Action item:
Exactly reproduce each line of the listing that follows.

The data:
----

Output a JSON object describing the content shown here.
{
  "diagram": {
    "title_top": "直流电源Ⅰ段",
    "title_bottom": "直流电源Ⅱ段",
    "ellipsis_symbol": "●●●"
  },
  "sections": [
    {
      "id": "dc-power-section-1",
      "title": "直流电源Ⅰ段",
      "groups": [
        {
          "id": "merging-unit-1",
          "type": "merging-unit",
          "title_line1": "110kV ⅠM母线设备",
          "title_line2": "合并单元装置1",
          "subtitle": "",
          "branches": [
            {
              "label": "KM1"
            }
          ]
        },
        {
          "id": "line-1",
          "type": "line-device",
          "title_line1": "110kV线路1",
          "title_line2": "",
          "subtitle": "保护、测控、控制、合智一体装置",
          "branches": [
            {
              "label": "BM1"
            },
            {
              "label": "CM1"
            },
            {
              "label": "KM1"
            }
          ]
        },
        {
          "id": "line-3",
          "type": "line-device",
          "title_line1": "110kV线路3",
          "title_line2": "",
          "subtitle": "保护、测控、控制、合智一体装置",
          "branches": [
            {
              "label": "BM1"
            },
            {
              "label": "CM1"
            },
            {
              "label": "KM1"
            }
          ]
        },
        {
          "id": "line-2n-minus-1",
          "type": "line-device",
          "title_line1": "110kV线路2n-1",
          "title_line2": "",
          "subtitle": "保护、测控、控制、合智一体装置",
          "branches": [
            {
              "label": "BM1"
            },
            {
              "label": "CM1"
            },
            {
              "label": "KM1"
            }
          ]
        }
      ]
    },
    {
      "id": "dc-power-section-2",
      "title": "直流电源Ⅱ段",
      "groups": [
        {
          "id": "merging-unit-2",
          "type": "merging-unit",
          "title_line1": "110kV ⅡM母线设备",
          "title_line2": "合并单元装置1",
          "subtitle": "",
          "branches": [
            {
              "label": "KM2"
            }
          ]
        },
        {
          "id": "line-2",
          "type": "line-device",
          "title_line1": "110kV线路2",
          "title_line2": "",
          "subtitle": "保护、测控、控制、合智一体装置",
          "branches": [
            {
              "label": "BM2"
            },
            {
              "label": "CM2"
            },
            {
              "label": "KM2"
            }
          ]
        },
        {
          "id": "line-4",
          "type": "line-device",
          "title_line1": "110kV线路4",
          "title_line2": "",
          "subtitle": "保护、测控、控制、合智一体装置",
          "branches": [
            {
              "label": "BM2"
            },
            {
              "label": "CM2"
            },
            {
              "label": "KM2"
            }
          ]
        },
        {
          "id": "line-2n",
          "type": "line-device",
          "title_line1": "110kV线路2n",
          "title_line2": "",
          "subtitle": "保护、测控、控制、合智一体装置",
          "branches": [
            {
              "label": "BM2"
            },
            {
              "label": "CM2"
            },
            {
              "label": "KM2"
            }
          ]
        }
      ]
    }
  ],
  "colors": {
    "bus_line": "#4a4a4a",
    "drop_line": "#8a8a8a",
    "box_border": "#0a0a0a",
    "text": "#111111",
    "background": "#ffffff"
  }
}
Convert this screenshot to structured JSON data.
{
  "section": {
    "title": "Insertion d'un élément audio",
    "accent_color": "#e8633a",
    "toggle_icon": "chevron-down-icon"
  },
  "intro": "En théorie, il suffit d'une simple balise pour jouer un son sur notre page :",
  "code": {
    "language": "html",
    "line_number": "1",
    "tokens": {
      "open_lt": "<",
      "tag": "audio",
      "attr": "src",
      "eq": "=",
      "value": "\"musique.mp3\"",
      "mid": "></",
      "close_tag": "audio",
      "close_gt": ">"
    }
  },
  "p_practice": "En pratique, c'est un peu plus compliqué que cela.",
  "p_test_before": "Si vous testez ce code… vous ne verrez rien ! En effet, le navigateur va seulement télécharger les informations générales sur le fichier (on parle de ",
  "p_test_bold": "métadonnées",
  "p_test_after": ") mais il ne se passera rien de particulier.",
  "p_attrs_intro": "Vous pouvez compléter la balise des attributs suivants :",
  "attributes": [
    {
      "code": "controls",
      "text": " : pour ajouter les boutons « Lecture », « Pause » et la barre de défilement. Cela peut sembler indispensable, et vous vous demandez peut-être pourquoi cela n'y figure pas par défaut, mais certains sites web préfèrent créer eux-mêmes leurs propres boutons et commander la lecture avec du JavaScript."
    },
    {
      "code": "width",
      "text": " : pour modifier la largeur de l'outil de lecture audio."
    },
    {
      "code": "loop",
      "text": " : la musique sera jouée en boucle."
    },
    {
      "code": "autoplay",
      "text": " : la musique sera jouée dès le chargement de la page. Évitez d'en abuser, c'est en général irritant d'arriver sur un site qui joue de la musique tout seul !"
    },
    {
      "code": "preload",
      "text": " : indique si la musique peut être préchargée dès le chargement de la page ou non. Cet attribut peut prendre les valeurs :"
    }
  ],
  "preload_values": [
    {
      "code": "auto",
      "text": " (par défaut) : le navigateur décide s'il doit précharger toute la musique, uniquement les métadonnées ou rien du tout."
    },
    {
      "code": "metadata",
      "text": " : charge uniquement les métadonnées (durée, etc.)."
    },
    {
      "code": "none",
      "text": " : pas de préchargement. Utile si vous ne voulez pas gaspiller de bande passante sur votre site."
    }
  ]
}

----

Response to the task:
Output a JSON object describing the content shown here.
{
  "diagram": {
    "title_top": "直流电源Ⅰ段",
    "title_bottom": "直流电源Ⅱ段",
    "ellipsis_symbol": "●●●"
  },
  "sections": [
    {
      "id": "dc-power-section-1",
      "title": "直流电源Ⅰ段",
      "groups": [
        {
          "id": "merging-unit-1",
          "type": "merging-unit",
          "title_line1": "110kV ⅠM母线设备",
          "title_line2": "合并单元装置1",
          "subtitle": "",
          "branches": [
            {
              "label": "KM1"
            }
          ]
        },
        {
          "id": "line-1",
          "type": "line-device",
          "title_line1": "110kV线路1",
          "title_line2": "",
          "subtitle": "保护、测控、控制、合智一体装置",
          "branches": [
            {
              "label": "BM1"
            },
            {
              "label": "CM1"
            },
            {
              "label": "KM1"
            }
          ]
        },
        {
          "id": "line-3",
          "type": "line-device",
          "title_line1": "110kV线路3",
          "title_line2": "",
          "subtitle": "保护、测控、控制、合智一体装置",
          "branches": [
            {
              "label": "BM1"
            },
            {
              "label": "CM1"
            },
            {
              "label": "KM1"
            }
          ]
        },
        {
          "id": "line-2n-minus-1",
          "type": "line-device",
          "title_line1": "110kV线路2n-1",
          "title_line2": "",
          "subtitle": "保护、测控、控制、合智一体装置",
          "branches": [
            {
              "label": "BM1"
            },
            {
              "label": "CM1"
            },
            {
              "label": "KM1"
            }
          ]
        }
      ]
    },
    {
      "id": "dc-power-section-2",
      "title": "直流电源Ⅱ段",
      "groups": [
        {
          "id": "merging-unit-2",
          "type": "merging-unit",
          "title_line1": "110kV ⅡM母线设备",
          "title_line2": "合并单元装置1",
          "subtitle": "",
          "branches": [
            {
              "label": "KM2"
            }
          ]
        },
        {
          "id": "line-2",
          "type": "line-device",
          "title_line1": "110kV线路2",
          "title_line2": "",
          "subtitle": "保护、测控、控制、合智一体装置",
          "branches": [
            {
              "label": "BM2"
            },
            {
              "label": "CM2"
            },
            {
              "label": "KM2"
            }
          ]
        },
        {
          "id": "line-4",
          "type": "line-device",
          "title_line1": "110kV线路4",
          "title_line2": "",
          "subtitle": "保护、测控、控制、合智一体装置",
          "branches": [
            {
              "label": "BM2"
            },
            {
              "label": "CM2"
            },
            {
              "label": "KM2"
            }
          ]
        },
        {
          "id": "line-2n",
          "type": "line-device",
          "title_line1": "110kV线路2n",
          "title_line2": "",
          "subtitle": "保护、测控、控制、合智一体装置",
          "branches": [
            {
              "label": "BM2"
            },
            {
              "label": "CM2"
            },
            {
              "label": "KM2"
            }
          ]
        }
      ]
    }
  ],
  "colors": {
    "bus_line": "#4a4a4a",
    "drop_line": "#8a8a8a",
    "box_border": "#0a0a0a",
    "text": "#111111",
    "background": "#ffffff"
  }
}
Convert this screenshot to structured JSON data.
{
  "section": {
    "title": "Insertion d'un élément audio",
    "accent_color": "#e8633a",
    "toggle_icon": "chevron-down-icon"
  },
  "intro": "En théorie, il suffit d'une simple balise pour jouer un son sur notre page :",
  "code": {
    "language": "html",
    "line_number": "1",
    "tokens": {
      "open_lt": "<",
      "tag": "audio",
      "attr": "src",
      "eq": "=",
      "value": "\"musique.mp3\"",
      "mid": "></",
      "close_tag": "audio",
      "close_gt": ">"
    }
  },
  "p_practice": "En pratique, c'est un peu plus compliqué que cela.",
  "p_test_before": "Si vous testez ce code… vous ne verrez rien ! En effet, le navigateur va seulement télécharger les informations générales sur le fichier (on parle de ",
  "p_test_bold": "métadonnées",
  "p_test_after": ") mais il ne se passera rien de particulier.",
  "p_attrs_intro": "Vous pouvez compléter la balise des attributs suivants :",
  "attributes": [
    {
      "code": "controls",
      "text": " : pour ajouter les boutons « Lecture », « Pause » et la barre de défilement. Cela peut sembler indispensable, et vous vous demandez peut-être pourquoi cela n'y figure pas par défaut, mais certains sites web préfèrent créer eux-mêmes leurs propres boutons et commander la lecture avec du JavaScript."
    },
    {
      "code": "width",
      "text": " : pour modifier la largeur de l'outil de lecture audio."
    },
    {
      "code": "loop",
      "text": " : la musique sera jouée en boucle."
    },
    {
      "code": "autoplay",
      "text": " : la musique sera jouée dès le chargement de la page. Évitez d'en abuser, c'est en général irritant d'arriver sur un site qui joue de la musique tout seul !"
    },
    {
      "code": "preload",
      "text": " : indique si la musique peut être préchargée dès le chargement de la page ou non. Cet attribut peut prendre les valeurs :"
    }
  ],
  "preload_values": [
    {
      "code": "auto",
      "text": " (par défaut) : le navigateur décide s'il doit précharger toute la musique, uniquement les métadonnées ou rien du tout."
    },
    {
      "code": "metadata",
      "text": " : charge uniquement les métadonnées (durée, etc.)."
    },
    {
      "code": "none",
      "text": " : pas de préchargement. Utile si vous ne voulez pas gaspiller de bande passante sur votre site."
    }
  ]
}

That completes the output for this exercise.